▸ Required work: The records below should be printed once more, exactly as they appear.

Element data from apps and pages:
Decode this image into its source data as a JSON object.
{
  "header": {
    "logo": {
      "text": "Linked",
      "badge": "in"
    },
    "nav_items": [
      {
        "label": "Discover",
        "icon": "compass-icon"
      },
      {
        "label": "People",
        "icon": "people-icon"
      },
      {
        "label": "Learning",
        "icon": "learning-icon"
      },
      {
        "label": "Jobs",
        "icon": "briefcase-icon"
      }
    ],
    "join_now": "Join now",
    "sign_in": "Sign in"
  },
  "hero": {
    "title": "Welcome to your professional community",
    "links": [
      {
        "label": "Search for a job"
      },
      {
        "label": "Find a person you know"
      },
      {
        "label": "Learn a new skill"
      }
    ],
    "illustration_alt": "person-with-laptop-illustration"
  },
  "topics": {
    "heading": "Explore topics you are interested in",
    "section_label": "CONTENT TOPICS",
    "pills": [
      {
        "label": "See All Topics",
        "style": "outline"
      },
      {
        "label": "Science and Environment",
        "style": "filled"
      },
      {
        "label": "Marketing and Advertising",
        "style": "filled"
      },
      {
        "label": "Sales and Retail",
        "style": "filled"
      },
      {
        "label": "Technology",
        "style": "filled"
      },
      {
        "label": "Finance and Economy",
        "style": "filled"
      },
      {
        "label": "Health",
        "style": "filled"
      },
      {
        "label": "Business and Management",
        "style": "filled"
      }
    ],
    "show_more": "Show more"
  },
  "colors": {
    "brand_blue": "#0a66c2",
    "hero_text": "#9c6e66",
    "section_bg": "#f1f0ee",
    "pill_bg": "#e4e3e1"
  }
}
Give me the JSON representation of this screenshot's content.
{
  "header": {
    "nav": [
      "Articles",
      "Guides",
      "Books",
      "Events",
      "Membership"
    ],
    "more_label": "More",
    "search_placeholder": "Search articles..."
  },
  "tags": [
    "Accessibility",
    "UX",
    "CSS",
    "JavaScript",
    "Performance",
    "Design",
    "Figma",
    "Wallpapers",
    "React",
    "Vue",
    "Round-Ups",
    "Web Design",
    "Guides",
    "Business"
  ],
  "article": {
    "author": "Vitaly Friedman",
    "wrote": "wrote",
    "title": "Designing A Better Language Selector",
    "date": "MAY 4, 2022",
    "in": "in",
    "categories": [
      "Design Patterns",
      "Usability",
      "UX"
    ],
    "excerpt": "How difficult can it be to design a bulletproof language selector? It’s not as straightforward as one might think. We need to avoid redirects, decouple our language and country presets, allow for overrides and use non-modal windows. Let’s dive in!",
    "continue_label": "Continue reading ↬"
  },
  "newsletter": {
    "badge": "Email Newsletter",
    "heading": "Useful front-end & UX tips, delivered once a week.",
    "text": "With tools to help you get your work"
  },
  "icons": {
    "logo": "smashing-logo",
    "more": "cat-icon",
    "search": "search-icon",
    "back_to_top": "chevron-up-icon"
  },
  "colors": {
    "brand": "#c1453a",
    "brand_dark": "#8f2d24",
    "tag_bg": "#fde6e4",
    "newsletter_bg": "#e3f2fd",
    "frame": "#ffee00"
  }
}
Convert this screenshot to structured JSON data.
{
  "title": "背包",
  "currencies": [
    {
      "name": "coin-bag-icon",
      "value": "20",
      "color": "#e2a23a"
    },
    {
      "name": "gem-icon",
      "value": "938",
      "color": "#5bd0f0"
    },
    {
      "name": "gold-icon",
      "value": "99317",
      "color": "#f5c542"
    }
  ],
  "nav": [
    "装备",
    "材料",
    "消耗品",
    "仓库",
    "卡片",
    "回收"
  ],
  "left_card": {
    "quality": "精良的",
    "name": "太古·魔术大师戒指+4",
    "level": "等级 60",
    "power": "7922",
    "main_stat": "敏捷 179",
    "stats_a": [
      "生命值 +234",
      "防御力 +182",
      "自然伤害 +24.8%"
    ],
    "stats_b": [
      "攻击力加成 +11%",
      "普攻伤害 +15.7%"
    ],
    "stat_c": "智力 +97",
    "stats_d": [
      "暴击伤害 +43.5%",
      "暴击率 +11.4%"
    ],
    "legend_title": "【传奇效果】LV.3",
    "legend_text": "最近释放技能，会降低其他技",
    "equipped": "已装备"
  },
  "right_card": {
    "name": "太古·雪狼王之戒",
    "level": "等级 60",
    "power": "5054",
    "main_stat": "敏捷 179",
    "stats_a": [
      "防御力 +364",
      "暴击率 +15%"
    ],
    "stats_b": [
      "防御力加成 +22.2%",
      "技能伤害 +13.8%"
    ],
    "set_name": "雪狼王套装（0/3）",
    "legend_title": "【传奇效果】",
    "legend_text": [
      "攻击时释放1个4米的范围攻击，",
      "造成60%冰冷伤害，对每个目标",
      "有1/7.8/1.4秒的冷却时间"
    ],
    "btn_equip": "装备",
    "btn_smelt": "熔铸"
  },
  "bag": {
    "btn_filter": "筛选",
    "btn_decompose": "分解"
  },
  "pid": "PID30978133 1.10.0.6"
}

▸ Solution for this exercise:
Decode this image into its source data as a JSON object.
{
  "header": {
    "logo": {
      "text": "Linked",
      "badge": "in"
    },
    "nav_items": [
      {
        "label": "Discover",
        "icon": "compass-icon"
      },
      {
        "label": "People",
        "icon": "people-icon"
      },
      {
        "label": "Learning",
        "icon": "learning-icon"
      },
      {
        "label": "Jobs",
        "icon": "briefcase-icon"
      }
    ],
    "join_now": "Join now",
    "sign_in": "Sign in"
  },
  "hero": {
    "title": "Welcome to your professional community",
    "links": [
      {
        "label": "Search for a job"
      },
      {
        "label": "Find a person you know"
      },
      {
        "label": "Learn a new skill"
      }
    ],
    "illustration_alt": "person-with-laptop-illustration"
  },
  "topics": {
    "heading": "Explore topics you are interested in",
    "section_label": "CONTENT TOPICS",
    "pills": [
      {
        "label": "See All Topics",
        "style": "outline"
      },
      {
        "label": "Science and Environment",
        "style": "filled"
      },
      {
        "label": "Marketing and Advertising",
        "style": "filled"
      },
      {
        "label": "Sales and Retail",
        "style": "filled"
      },
      {
        "label": "Technology",
        "style": "filled"
      },
      {
        "label": "Finance and Economy",
        "style": "filled"
      },
      {
        "label": "Health",
        "style": "filled"
      },
      {
        "label": "Business and Management",
        "style": "filled"
      }
    ],
    "show_more": "Show more"
  },
  "colors": {
    "brand_blue": "#0a66c2",
    "hero_text": "#9c6e66",
    "section_bg": "#f1f0ee",
    "pill_bg": "#e4e3e1"
  }
}
Give me the JSON representation of this screenshot's content.
{
  "header": {
    "nav": [
      "Articles",
      "Guides",
      "Books",
      "Events",
      "Membership"
    ],
    "more_label": "More",
    "search_placeholder": "Search articles..."
  },
  "tags": [
    "Accessibility",
    "UX",
    "CSS",
    "JavaScript",
    "Performance",
    "Design",
    "Figma",
    "Wallpapers",
    "React",
    "Vue",
    "Round-Ups",
    "Web Design",
    "Guides",
    "Business"
  ],
  "article": {
    "author": "Vitaly Friedman",
    "wrote": "wrote",
    "title": "Designing A Better Language Selector",
    "date": "MAY 4, 2022",
    "in": "in",
    "categories": [
      "Design Patterns",
      "Usability",
      "UX"
    ],
    "excerpt": "How difficult can it be to design a bulletproof language selector? It’s not as straightforward as one might think. We need to avoid redirects, decouple our language and country presets, allow for overrides and use non-modal windows. Let’s dive in!",
    "continue_label": "Continue reading ↬"
  },
  "newsletter": {
    "badge": "Email Newsletter",
    "heading": "Useful front-end & UX tips, delivered once a week.",
    "text": "With tools to help you get your work"
  },
  "icons": {
    "logo": "smashing-logo",
    "more": "cat-icon",
    "search": "search-icon",
    "back_to_top": "chevron-up-icon"
  },
  "colors": {
    "brand": "#c1453a",
    "brand_dark": "#8f2d24",
    "tag_bg": "#fde6e4",
    "newsletter_bg": "#e3f2fd",
    "frame": "#ffee00"
  }
}
Convert this screenshot to structured JSON data.
{
  "title": "背包",
  "currencies": [
    {
      "name": "coin-bag-icon",
      "value": "20",
      "color": "#e2a23a"
    },
    {
      "name": "gem-icon",
      "value": "938",
      "color": "#5bd0f0"
    },
    {
      "name": "gold-icon",
      "value": "99317",
      "color": "#f5c542"
    }
  ],
  "nav": [
    "装备",
    "材料",
    "消耗品",
    "仓库",
    "卡片",
    "回收"
  ],
  "left_card": {
    "quality": "精良的",
    "name": "太古·魔术大师戒指+4",
    "level": "等级 60",
    "power": "7922",
    "main_stat": "敏捷 179",
    "stats_a": [
      "生命值 +234",
      "防御力 +182",
      "自然伤害 +24.8%"
    ],
    "stats_b": [
      "攻击力加成 +11%",
      "普攻伤害 +15.7%"
    ],
    "stat_c": "智力 +97",
    "stats_d": [
      "暴击伤害 +43.5%",
      "暴击率 +11.4%"
    ],
    "legend_title": "【传奇效果】LV.3",
    "legend_text": "最近释放技能，会降低其他技",
    "equipped": "已装备"
  },
  "right_card": {
    "name": "太古·雪狼王之戒",
    "level": "等级 60",
    "power": "5054",
    "main_stat": "敏捷 179",
    "stats_a": [
      "防御力 +364",
      "暴击率 +15%"
    ],
    "stats_b": [
      "防御力加成 +22.2%",
      "技能伤害 +13.8%"
    ],
    "set_name": "雪狼王套装（0/3）",
    "legend_title": "【传奇效果】",
    "legend_text": [
      "攻击时释放1个4米的范围攻击，",
      "造成60%冰冷伤害，对每个目标",
      "有1/7.8/1.4秒的冷却时间"
    ],
    "btn_equip": "装备",
    "btn_smelt": "熔铸"
  },
  "bag": {
    "btn_filter": "筛选",
    "btn_decompose": "分解"
  },
  "pid": "PID30978133 1.10.0.6"
}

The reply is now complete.